(SOURCE INFORMATION begins)

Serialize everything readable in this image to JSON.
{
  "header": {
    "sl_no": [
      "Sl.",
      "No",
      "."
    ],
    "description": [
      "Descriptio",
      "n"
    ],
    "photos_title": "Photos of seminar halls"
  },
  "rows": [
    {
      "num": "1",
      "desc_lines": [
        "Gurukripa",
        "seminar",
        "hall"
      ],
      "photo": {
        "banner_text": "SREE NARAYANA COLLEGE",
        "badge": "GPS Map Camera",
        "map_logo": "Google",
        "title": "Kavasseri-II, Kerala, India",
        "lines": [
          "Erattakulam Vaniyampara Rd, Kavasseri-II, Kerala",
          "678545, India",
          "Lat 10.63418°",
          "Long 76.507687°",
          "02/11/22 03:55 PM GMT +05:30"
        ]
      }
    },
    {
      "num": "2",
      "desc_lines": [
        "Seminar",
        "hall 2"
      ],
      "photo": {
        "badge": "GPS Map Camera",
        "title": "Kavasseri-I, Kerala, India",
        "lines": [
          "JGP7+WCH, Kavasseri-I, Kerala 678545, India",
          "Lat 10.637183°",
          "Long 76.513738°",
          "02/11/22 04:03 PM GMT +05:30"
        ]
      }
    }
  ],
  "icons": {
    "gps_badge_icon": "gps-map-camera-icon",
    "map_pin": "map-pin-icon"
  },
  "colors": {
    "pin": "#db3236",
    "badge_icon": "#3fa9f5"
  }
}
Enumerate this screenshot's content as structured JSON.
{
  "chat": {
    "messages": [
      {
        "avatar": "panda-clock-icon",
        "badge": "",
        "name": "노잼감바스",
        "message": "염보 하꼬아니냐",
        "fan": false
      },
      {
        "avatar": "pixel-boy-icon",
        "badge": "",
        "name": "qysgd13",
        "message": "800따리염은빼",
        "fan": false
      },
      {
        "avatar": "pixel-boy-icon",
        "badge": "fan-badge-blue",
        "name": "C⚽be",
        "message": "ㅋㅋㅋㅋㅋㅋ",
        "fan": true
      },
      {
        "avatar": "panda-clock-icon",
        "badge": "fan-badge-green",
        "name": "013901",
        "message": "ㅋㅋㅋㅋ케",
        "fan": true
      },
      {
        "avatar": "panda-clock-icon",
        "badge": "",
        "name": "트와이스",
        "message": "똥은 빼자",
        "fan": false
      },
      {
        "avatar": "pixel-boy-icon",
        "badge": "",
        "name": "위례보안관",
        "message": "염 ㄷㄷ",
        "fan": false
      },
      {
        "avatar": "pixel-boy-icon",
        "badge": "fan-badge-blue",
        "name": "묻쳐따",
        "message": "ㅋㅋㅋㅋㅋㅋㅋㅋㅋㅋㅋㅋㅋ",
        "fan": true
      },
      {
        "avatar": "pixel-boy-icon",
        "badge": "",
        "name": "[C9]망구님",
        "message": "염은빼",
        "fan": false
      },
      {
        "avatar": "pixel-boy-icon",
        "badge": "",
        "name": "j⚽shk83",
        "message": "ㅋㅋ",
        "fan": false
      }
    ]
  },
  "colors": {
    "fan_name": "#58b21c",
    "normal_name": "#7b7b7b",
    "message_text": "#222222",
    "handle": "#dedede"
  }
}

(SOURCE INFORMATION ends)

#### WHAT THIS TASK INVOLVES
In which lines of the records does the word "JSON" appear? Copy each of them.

#### RESULT
Serialize everything readable in this image to JSON.
Enumerate this screenshot's content as structured JSON.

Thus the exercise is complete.